Bullpen squanders lead in 11-run 7th vs. Sox
Four relievers allow 12 hits in inning; Dietrich, Dean homer
BOSTON -- For 5 2/3 innings on Wednesday night at Fenway Park, Trevor Richards showed the Marlins why they should be optimistic even in the face of a difficult season.
In an ugly seventh, the Miami bullpen offered a reminder of the growing pains that remain.
Drew Rucinski, Adam Conley, Drew Steckenrider and Javy Guerra combined to spoil what began as an encouraging night for the Marlins, yielding 11 runs in the seventh inning en route to a 14-6 loss to the Red Sox.
"I'm not sure how to explain it," Miami manager Don Mattingly said. "It was just one of those nights where nothing worked."

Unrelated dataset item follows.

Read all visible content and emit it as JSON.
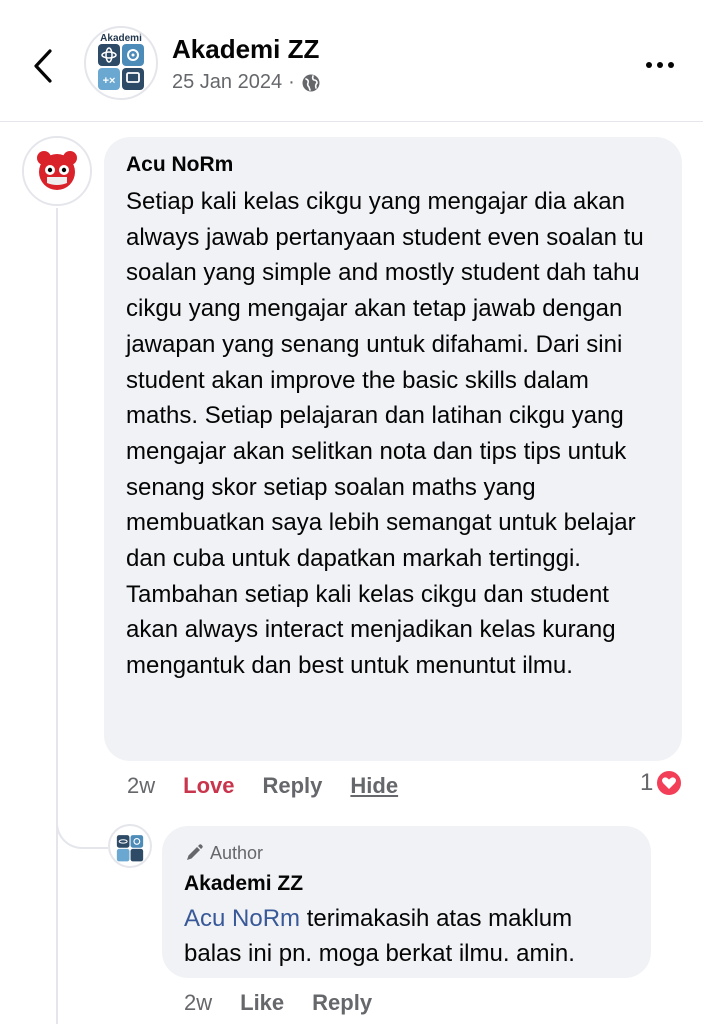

Before that, Richards and his dazzling changeup had largely held Major League Baseball's most explosive offensive team at bay. The rookie struck out six hitters, and all he allowed before the sixth inning was a pair of solo home runs -- one to Eduardo Nunez and another to Mookie Betts. He didn't issue a walk until he turned over the Boston batting order for a third time.
Even better, the Marlins staked themselves to an early lead against Red Sox starter David Price, who exited with a left wrist contusion after getting hit by a comebacker in the third inning. Derek Dietrich homered in the second, and J.T. Realmuto doubled home the go-ahead run in the third.
But with one out in the sixth inning, Richards issued back-to-back walks to Betts and Andrew Benintendi. Two batters later, J.D. Martinez got on top of a fastball at the top of the zone and rolled it into center field for a two-out RBI single. That prompted Mattingly to hand the game over to his bullpen.
"Really, we were in pretty good shape," Mattingly said. "It had been a pretty good game up to that inning -- and then the skies opened."
Indeed, an inning later, the game spun out of control for the Marlins.
Betts knocked a go-ahead, two-run double and pinch-hitter Brock Holt laced an RBI triple to highlight an 11-run seventh for the Red Sox, an inning in which the Marlins needed four relievers to get three outs. It was Boston's most prolific offensive inning since a 2003 outburst, also against the Marlins (14 runs on 13 hits, bottom 1st).
"We've got to make some pitches," Mattingly said. "But these guys have a club that, it seems like, they rattle off runs quick. We just didn't execute pitches we needed to execute."
No matter who took the mound, the result was the same. The only outs in the inning came when Benintendi dropped down a sacrifice bunt with Conley on the mound and then Benintendi -- up for the second time -- grounded into a double play against Guerra.
"It happened pretty quick," Conley said. "Looking at those at-bats, knowing those guys are going to be aggressive, getting into the later innings at their home park, I wish I'd tried to expand more than I did. My mindset going in there was to make quality pitches to get those guys out, but that's how the game goes sometimes."
The bullpen implosion Wednesday came one night after the Marlins had squandered a 6-4 lead and lost by an 8-7 score in walk-off fashion in the ninth inning.
MOMENTS THAT MATTERED
Mattingly thought he had the matchup he wanted in the seventh inning. Switch-hitter Blake Swihart had been introduced as a pinch-hitter, with lefty-swinging Jackie Bradley Jr. on deck. Swihart, like Bradley, is more vulnerable against left-handed pitchers, so Mattingly called upon southpaw Conley to snuff out a budding rally. Conley, who had a 1.42 ERA in early July, has faded in the second half with a 7.47 ERA. Swihart singled home a run and Bradley doubled home another to tie the game and continue the Red Sox's hit parade.
The longest-tenured Marlin and one of the shortest-tenured Marlins both went deep. Dietrich, who has played 586 games in the big leagues with the organization, knocked a solo homer off Price in the second inning for his career-best 16th home run of the season. In the eighth inning, Austin Dean took Red Sox reliever Ryan Brasier deep. It was the third homer of the season for Dean, who was playing in just his 12th career game.
Dan Straily, who starts Friday's 7:10 p.m. ET series opener vs. the Blue Jays at Marlins Park, made his Major League debut against Toronto, tossing six strong innings for Oakland late in the 2012 season. Straily doesn't get the chance to face the Blue Jays much these days pitching in the National League, but he's a perfect 5-0 in seven career Interleague starts at home. Toronto will counter with right-hander Aaron Sanchez.